DB_KEYNUMBERThe primary key for this database in the recovery catalog. Use this column to join with almost any other catalog view.
DBINC_KEYNUMBERThe primary key for the incarnation of the target database. Use this column to join with RC_DATABASE_INCARNATION.
DB_NAMEVARCHAR2(8)The DB_NAME of the database incarnation to which this record belongs.
RECIDNUMBERThe record identifier from V$BACKUP_CORRUPTION. RECID and STAMP form a concatenated primary key that uniquely identifies this record in the target database control file.
STAMPNUMBERThe stamp propagated from V$BACKUP_CORRUPTION. RECID and STAMP form a concatenated primary key that uniquely identifies this record in the target database control file.
BS_KEYNUMBERThe primary key of the backup set to which this record belongs in the recovery catalog. Use this column to join with RC_BACKUP_SET or RC_BACKUP_PIECE.
SET_STAMPNUMBERThe SET_STAMP value from V$BACKUP_SET. SET_STAMP and SET_COUNT form a concatenated key that uniquely identifies the backup set to which this record belongs in the target database control file.
SET_COUNTNUMBERThe SET_COUNT value from V$BACKUP_SET. SET_STAMP and SET_COUNT form a concatenated key that uniquely identifies the backup set to which this record belongs in the target database control file.
PIECE#NUMBERThe backup piece that contains this corrupt block.
BDF_KEYNUMBERThe primary key for the datafile backup or copy in the recovery catalog. Use this key to join with RC_BACKUP_DATAFILE. If you issue the LIST command while RMAN is connected to the recovery catalog, then this value appears in the KEY column of the output.
BDF_RECIDNUMBERThe RECID value from V$BACKUP_DATAFILE.
BDF_STAMPNUMBERThe STAMP value from V$BACKUP_DATAFILE.
FILE#NUMBERThe absolute file number for the datafile that contains the corrupt blocks.
CREATION_CHANGE#NUMBERThe creation SCN of the datafile containing the corrupt blocks.
BLOCK#NUMBERThe block number of the first corrupted block in this range of corrupted blocks.
BLOCKSNUMBERThe number of corrupted blocks found beginning with BLOCK#.
CORRUPTION_CHANGE#NUMBERFor media corrupt blocks, this value is zero. For logically corrupt blocks, this value is the lowest SCN in the blocks in this corrupt range.
MARKED_CORRUPTVARCHAR2(3)YES if this corruption was not previously detected by Oracle, or NO if Oracle had already discovered this corrupt block and marked it as corrupt in the database. Note that when a corrupt block is encountered in a backup, and was not already marked corrupt by Oracle, then the backup process does not mark the block as corrupt in the production datafile. Thus, this field may be YES for the same block in more than one backup set.
CORRUPTION_TYPEVARCHAR2(9)Same as RC_DATABASE_BLOCK_CORRUPTION.CORRUPTION_TYPE.

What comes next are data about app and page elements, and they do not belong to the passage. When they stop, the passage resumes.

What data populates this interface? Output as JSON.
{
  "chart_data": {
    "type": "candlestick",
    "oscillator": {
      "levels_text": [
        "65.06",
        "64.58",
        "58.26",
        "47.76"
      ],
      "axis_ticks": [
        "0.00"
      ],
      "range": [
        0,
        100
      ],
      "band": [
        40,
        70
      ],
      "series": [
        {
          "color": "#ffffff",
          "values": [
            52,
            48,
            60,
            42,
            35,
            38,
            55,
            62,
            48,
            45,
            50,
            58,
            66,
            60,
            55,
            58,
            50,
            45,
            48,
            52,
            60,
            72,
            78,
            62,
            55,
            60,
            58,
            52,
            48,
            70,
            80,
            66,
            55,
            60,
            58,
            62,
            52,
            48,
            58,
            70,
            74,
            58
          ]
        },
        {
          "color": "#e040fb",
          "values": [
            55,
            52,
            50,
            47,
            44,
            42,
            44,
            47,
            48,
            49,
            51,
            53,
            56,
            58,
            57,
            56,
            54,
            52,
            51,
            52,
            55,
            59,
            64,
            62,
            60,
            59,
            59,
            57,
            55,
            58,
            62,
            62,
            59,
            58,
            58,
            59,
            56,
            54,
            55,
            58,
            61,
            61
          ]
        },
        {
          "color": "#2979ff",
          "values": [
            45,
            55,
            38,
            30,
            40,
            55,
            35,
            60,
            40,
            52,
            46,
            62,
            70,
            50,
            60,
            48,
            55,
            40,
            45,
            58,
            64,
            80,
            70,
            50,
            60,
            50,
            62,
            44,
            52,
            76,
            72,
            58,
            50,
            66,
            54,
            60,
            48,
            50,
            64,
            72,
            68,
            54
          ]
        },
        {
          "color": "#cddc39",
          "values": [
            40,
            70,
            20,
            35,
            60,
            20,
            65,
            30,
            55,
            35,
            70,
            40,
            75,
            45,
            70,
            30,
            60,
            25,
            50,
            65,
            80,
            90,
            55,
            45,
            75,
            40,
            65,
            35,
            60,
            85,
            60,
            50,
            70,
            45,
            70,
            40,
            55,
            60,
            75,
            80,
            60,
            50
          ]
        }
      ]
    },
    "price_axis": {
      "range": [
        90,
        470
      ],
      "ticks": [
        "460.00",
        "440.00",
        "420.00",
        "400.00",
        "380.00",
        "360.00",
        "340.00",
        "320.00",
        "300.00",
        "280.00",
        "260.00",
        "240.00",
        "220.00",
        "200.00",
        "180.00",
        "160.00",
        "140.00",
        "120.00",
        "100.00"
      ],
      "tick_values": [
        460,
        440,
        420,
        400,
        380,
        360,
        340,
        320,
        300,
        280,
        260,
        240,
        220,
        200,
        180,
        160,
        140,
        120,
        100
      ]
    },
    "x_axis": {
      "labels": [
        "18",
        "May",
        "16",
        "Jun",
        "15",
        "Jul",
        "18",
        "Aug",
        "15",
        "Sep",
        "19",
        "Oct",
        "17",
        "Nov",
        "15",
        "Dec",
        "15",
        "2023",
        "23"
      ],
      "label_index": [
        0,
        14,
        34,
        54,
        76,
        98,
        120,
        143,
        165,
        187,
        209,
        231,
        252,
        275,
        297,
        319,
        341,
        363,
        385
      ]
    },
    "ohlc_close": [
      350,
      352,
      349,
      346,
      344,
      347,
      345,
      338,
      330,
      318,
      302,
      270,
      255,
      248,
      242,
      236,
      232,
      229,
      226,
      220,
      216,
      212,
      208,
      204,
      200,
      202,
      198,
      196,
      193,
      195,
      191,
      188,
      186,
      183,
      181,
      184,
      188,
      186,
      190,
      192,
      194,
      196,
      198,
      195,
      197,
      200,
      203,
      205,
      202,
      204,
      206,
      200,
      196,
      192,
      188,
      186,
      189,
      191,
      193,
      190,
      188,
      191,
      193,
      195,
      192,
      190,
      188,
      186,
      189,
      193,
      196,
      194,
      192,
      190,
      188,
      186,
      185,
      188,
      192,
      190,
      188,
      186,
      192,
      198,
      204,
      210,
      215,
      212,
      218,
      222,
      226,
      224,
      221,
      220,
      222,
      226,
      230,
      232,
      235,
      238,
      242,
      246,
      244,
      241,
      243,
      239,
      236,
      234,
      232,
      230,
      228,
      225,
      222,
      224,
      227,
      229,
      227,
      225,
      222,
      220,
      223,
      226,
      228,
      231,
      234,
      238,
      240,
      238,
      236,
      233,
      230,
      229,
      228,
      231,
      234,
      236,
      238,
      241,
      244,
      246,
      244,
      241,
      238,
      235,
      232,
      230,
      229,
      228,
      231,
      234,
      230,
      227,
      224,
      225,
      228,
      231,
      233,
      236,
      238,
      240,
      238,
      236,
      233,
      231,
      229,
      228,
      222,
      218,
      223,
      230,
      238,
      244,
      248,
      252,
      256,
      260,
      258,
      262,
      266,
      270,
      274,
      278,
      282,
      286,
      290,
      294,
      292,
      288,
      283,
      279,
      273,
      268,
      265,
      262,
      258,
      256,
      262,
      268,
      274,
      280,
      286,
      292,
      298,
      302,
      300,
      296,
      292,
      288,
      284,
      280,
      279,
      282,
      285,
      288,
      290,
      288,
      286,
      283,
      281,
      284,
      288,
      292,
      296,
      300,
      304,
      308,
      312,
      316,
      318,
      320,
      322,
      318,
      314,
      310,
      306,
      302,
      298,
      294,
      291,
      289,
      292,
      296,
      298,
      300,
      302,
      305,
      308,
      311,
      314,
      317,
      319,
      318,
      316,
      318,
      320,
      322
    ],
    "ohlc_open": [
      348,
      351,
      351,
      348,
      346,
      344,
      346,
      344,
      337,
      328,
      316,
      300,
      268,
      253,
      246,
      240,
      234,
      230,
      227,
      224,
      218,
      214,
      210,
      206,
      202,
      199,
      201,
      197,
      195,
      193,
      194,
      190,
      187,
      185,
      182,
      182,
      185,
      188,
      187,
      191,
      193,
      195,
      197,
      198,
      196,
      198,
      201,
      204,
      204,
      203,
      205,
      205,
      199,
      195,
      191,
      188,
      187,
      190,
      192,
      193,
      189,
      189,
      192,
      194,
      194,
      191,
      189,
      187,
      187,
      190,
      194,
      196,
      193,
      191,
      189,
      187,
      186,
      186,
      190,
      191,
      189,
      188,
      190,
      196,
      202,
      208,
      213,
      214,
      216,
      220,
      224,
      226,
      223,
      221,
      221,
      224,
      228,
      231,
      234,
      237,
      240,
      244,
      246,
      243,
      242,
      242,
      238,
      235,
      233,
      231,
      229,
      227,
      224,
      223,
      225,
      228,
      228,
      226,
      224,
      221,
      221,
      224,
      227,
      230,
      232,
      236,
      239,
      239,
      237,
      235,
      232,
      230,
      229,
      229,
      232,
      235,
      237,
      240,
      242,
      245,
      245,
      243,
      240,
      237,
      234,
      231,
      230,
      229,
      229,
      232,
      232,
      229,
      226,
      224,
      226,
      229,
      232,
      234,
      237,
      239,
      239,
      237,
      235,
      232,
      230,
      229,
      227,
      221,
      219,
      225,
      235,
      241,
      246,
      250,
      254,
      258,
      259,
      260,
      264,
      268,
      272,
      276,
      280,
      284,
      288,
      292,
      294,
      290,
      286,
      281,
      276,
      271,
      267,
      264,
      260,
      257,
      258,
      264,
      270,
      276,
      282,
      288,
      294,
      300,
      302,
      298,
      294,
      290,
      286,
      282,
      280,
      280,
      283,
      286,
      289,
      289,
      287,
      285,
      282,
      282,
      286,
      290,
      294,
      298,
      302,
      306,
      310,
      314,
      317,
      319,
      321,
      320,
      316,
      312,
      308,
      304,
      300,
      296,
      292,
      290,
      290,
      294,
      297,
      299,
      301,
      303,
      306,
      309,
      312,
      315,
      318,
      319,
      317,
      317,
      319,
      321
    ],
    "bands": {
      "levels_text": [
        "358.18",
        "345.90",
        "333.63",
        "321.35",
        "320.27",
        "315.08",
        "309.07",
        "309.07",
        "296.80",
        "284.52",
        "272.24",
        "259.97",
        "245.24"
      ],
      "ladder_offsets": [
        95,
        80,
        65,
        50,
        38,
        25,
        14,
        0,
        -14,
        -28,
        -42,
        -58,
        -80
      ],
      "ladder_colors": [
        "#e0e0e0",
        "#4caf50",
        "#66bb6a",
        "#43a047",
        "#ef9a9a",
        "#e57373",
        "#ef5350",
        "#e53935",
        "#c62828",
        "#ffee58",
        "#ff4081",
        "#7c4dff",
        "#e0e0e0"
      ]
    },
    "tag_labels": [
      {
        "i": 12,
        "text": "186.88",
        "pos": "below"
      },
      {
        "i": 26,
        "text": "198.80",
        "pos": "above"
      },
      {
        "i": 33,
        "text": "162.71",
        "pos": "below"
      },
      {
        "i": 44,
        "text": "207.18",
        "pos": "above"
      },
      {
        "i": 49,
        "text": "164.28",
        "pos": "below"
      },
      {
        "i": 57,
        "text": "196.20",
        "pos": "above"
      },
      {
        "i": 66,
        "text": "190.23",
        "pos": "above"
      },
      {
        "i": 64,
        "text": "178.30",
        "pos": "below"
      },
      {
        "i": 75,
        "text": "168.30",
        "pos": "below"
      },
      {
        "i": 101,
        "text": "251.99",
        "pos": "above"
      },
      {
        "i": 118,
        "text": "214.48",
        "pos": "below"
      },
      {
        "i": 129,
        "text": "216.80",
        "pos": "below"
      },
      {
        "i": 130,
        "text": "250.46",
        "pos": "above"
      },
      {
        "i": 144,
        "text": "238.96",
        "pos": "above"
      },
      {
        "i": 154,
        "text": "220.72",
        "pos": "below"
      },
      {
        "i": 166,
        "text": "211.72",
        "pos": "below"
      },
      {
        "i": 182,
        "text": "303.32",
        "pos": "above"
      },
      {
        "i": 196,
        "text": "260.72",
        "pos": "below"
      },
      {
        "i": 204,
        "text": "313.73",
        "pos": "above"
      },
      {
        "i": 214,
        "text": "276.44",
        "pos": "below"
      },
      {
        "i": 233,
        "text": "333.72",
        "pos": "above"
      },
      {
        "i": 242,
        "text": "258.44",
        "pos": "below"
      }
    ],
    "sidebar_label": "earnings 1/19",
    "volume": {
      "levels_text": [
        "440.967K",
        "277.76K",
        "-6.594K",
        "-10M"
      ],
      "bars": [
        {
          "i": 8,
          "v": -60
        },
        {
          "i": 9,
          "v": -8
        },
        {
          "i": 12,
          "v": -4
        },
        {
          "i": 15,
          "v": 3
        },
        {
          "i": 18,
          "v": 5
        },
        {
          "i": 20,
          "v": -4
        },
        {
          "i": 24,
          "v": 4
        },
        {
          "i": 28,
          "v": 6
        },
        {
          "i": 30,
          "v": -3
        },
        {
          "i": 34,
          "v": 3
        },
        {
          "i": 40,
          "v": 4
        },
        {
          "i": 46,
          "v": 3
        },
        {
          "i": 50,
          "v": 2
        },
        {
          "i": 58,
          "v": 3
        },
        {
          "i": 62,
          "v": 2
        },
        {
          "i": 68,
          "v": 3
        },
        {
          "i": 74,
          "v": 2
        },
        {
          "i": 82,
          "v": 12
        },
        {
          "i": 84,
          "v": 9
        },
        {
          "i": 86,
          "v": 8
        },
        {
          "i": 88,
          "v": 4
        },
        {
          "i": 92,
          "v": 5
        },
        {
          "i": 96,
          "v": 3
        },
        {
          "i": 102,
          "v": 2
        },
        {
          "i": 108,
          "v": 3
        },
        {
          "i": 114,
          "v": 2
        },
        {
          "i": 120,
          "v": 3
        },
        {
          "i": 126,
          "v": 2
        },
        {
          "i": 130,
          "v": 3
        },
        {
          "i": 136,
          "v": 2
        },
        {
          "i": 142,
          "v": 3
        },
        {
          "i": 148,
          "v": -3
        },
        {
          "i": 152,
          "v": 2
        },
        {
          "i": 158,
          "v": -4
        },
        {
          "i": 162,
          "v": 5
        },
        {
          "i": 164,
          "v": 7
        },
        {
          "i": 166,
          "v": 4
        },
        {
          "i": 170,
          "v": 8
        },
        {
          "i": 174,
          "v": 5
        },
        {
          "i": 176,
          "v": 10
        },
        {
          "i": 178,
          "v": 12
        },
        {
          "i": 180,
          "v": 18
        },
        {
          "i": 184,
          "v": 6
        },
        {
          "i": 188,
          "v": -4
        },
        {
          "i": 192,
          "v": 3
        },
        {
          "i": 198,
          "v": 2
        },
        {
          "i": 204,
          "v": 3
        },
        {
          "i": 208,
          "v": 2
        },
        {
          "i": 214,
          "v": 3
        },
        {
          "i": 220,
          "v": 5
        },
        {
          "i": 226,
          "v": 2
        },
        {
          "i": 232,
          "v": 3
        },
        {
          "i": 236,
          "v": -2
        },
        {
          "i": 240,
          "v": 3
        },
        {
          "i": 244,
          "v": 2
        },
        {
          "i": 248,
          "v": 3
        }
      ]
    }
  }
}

PK:0ĢRŗ*Ř*PKHiUIOEBPS/rcmsubcl018.htm¬=„ untilClause

untilClause

Purpose

Use the